── Data ──
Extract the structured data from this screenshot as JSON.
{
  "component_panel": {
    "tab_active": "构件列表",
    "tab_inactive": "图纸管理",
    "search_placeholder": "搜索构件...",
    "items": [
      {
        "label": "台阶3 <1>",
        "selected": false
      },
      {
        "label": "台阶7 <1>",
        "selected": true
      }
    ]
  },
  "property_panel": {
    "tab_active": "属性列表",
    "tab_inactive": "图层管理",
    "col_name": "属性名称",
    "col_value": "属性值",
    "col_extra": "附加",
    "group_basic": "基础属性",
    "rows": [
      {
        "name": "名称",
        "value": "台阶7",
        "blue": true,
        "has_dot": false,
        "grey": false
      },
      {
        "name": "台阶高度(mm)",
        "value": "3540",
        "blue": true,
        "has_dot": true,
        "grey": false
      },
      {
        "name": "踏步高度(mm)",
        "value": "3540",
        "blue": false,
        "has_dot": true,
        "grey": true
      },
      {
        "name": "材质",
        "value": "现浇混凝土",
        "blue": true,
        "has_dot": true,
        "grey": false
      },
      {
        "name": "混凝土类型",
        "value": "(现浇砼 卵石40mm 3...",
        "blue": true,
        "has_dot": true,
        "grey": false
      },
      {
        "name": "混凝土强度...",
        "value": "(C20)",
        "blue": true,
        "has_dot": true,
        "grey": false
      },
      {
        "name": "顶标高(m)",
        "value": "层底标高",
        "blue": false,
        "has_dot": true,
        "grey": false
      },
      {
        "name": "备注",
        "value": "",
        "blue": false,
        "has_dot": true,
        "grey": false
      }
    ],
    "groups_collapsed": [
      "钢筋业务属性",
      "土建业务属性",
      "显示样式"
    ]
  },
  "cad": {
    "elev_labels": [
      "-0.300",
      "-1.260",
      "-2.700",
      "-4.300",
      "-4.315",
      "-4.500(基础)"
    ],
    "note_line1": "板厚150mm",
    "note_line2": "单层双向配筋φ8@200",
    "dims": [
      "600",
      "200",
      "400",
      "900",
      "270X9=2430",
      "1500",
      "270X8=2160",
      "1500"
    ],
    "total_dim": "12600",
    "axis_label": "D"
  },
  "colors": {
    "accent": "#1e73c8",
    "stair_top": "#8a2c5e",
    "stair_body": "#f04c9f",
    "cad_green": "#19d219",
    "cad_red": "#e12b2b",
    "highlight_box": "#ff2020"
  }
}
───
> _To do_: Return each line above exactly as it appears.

> _Your response_:
Extract the structured data from this screenshot as JSON.
{
  "component_panel": {
    "tab_active": "构件列表",
    "tab_inactive": "图纸管理",
    "search_placeholder": "搜索构件...",
    "items": [
      {
        "label": "台阶3 <1>",
        "selected": false
      },
      {
        "label": "台阶7 <1>",
        "selected": true
      }
    ]
  },
  "property_panel": {
    "tab_active": "属性列表",
    "tab_inactive": "图层管理",
    "col_name": "属性名称",
    "col_value": "属性值",
    "col_extra": "附加",
    "group_basic": "基础属性",
    "rows": [
      {
        "name": "名称",
        "value": "台阶7",
        "blue": true,
        "has_dot": false,
        "grey": false
      },
      {
        "name": "台阶高度(mm)",
        "value": "3540",
        "blue": true,
        "has_dot": true,
        "grey": false
      },
      {
        "name": "踏步高度(mm)",
        "value": "3540",
        "blue": false,
        "has_dot": true,
        "grey": true
      },
      {
        "name": "材质",
        "value": "现浇混凝土",
        "blue": true,
        "has_dot": true,
        "grey": false
      },
      {
        "name": "混凝土类型",
        "value": "(现浇砼 卵石40mm 3...",
        "blue": true,
        "has_dot": true,
        "grey": false
      },
      {
        "name": "混凝土强度...",
        "value": "(C20)",
        "blue": true,
        "has_dot": true,
        "grey": false
      },
      {
        "name": "顶标高(m)",
        "value": "层底标高",
        "blue": false,
        "has_dot": true,
        "grey": false
      },
      {
        "name": "备注",
        "value": "",
        "blue": false,
        "has_dot": true,
        "grey": false
      }
    ],
    "groups_collapsed": [
      "钢筋业务属性",
      "土建业务属性",
      "显示样式"
    ]
  },
  "cad": {
    "elev_labels": [
      "-0.300",
      "-1.260",
      "-2.700",
      "-4.300",
      "-4.315",
      "-4.500(基础)"
    ],
    "note_line1": "板厚150mm",
    "note_line2": "单层双向配筋φ8@200",
    "dims": [
      "600",
      "200",
      "400",
      "900",
      "270X9=2430",
      "1500",
      "270X8=2160",
      "1500"
    ],
    "total_dim": "12600",
    "axis_label": "D"
  },
  "colors": {
    "accent": "#1e73c8",
    "stair_top": "#8a2c5e",
    "stair_body": "#f04c9f",
    "cad_green": "#19d219",
    "cad_red": "#e12b2b",
    "highlight_box": "#ff2020"
  }
}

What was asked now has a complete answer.